Extracted records:
----------
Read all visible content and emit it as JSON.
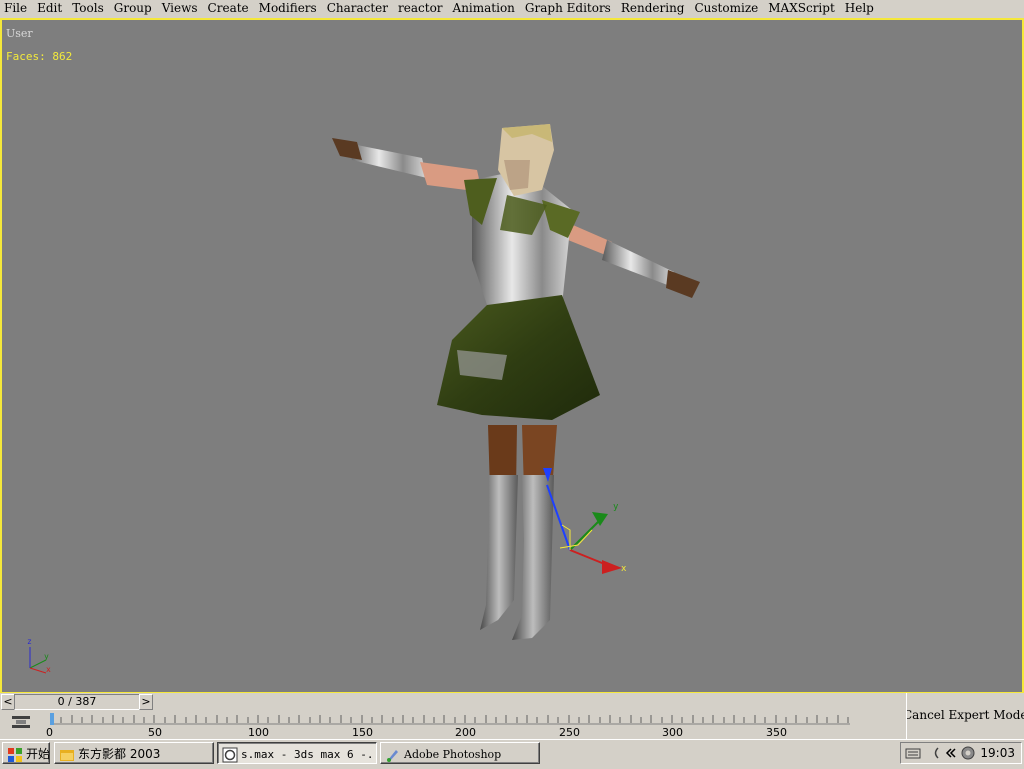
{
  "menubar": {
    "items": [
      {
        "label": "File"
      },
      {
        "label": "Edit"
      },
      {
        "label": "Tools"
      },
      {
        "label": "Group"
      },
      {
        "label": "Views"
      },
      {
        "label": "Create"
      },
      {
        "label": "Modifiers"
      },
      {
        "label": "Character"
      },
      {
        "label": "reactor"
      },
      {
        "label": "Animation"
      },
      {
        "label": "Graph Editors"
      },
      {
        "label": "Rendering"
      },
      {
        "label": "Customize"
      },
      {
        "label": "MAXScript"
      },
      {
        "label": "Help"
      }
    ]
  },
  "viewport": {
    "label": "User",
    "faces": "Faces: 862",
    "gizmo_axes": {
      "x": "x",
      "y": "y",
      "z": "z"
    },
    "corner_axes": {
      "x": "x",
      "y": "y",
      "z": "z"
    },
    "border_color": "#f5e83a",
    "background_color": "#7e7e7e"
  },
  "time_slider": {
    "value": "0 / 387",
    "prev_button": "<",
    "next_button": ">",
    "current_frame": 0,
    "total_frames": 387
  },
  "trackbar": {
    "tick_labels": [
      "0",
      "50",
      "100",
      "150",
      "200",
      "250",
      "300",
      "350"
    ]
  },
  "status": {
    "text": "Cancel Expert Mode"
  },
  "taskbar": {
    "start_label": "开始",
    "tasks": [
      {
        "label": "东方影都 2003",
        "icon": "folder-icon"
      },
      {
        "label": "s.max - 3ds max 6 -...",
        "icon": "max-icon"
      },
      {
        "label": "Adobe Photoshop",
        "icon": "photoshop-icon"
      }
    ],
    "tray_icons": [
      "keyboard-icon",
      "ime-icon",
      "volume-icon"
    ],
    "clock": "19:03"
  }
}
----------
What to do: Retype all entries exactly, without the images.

Solution to this task:
Read all visible content and emit it as JSON.
{
  "menubar": {
    "items": [
      {
        "label": "File"
      },
      {
        "label": "Edit"
      },
      {
        "label": "Tools"
      },
      {
        "label": "Group"
      },
      {
        "label": "Views"
      },
      {
        "label": "Create"
      },
      {
        "label": "Modifiers"
      },
      {
        "label": "Character"
      },
      {
        "label": "reactor"
      },
      {
        "label": "Animation"
      },
      {
        "label": "Graph Editors"
      },
      {
        "label": "Rendering"
      },
      {
        "label": "Customize"
      },
      {
        "label": "MAXScript"
      },
      {
        "label": "Help"
      }
    ]
  },
  "viewport": {
    "label": "User",
    "faces": "Faces: 862",
    "gizmo_axes": {
      "x": "x",
      "y": "y",
      "z": "z"
    },
    "corner_axes": {
      "x": "x",
      "y": "y",
      "z": "z"
    },
    "border_color": "#f5e83a",
    "background_color": "#7e7e7e"
  },
  "time_slider": {
    "value": "0 / 387",
    "prev_button": "<",
    "next_button": ">",
    "current_frame": 0,
    "total_frames": 387
  },
  "trackbar": {
    "tick_labels": [
      "0",
      "50",
      "100",
      "150",
      "200",
      "250",
      "300",
      "350"
    ]
  },
  "status": {
    "text": "Cancel Expert Mode"
  },
  "taskbar": {
    "start_label": "开始",
    "tasks": [
      {
        "label": "东方影都 2003",
        "icon": "folder-icon"
      },
      {
        "label": "s.max - 3ds max 6 -...",
        "icon": "max-icon"
      },
      {
        "label": "Adobe Photoshop",
        "icon": "photoshop-icon"
      }
    ],
    "tray_icons": [
      "keyboard-icon",
      "ime-icon",
      "volume-icon"
    ],
    "clock": "19:03"
  }
}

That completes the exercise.